The prose is a joy, both hilarious and make-you-wince insightful. I always underline like crazy when I’m reading Christensen. In this novel I’ve highlighted like lines like, “Long-term marriages apparently appear as permanent to others as geographic formations; when one dissolves, its as if Fuji or Fiji had disappeared overnight.” And the one about a wife who “would no sooner have slept with a woman than she would have stabbed and boiled and eaten one.”
Side note: I met Kate and author Suzanne Finnamore when The Well and the Mine won an award from Barnes & Noble. They made up two-thirds of the judging panel for the award. Suzanne gave me a crazy-wild-hilarious introduction, and I chatted a little with both of them after the awards ceremony. It is hard to convey the giddiness and sheer unbelievability of that day. I walked into the awards ceremony delighted that on the B&N rankings of books, my novel had the first time dipped below the 1,000-mark in terms of its sales. (Like 767th in fiction.) Then by the time we got back to the hotel, its rank was 6th. (And, damn it, I never did beat Steve Harvey’s How To Act Like A Woman and Think Like A Man. Or vice versa. Never quite got that title.)

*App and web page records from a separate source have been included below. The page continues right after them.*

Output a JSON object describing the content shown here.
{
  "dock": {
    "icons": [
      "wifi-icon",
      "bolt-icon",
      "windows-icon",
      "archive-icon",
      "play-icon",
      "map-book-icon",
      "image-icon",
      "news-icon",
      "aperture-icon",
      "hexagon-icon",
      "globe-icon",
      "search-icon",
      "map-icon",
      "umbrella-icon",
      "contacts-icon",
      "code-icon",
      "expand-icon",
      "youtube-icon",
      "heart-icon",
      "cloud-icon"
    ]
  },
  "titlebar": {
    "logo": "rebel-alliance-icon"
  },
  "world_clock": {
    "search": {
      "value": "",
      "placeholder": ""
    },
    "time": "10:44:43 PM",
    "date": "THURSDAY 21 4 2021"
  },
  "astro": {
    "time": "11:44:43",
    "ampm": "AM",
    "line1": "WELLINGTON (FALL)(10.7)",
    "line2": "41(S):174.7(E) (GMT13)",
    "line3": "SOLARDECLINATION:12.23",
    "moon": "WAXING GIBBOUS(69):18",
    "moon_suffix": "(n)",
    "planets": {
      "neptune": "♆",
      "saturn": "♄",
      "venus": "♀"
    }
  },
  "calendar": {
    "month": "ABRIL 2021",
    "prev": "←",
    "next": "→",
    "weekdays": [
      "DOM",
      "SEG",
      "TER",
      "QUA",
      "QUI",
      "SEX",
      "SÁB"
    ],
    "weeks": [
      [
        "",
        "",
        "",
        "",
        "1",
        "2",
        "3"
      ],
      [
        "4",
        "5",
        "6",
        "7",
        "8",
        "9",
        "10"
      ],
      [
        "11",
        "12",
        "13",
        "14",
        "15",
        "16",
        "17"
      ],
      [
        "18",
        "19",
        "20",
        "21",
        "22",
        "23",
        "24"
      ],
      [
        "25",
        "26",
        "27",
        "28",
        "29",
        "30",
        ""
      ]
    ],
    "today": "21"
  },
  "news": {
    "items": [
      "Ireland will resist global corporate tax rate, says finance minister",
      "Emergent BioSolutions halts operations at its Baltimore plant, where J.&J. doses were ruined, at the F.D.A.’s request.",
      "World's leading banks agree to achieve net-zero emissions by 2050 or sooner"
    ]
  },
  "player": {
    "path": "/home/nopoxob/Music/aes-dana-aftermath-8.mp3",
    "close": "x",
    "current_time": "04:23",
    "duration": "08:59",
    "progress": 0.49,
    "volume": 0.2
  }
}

But here is where I’m headed: There’s a lot of talk in real life and print life about how women undercut each other professionally, about how we are competitive or snarky. I’ve never felt that in the world of writing, and these two women in particular were everything I would ever hope to be to other writers. Kate wrote a lovely review of Come in and Cover Me in Elle, and both women were incredibly complimentary and encouraging that day—nearly five years ago—and have been ever since. Anyway, here’s my review of The Astral: The book is excellent, and the woman behind the book is even more excellent. Read her stuff.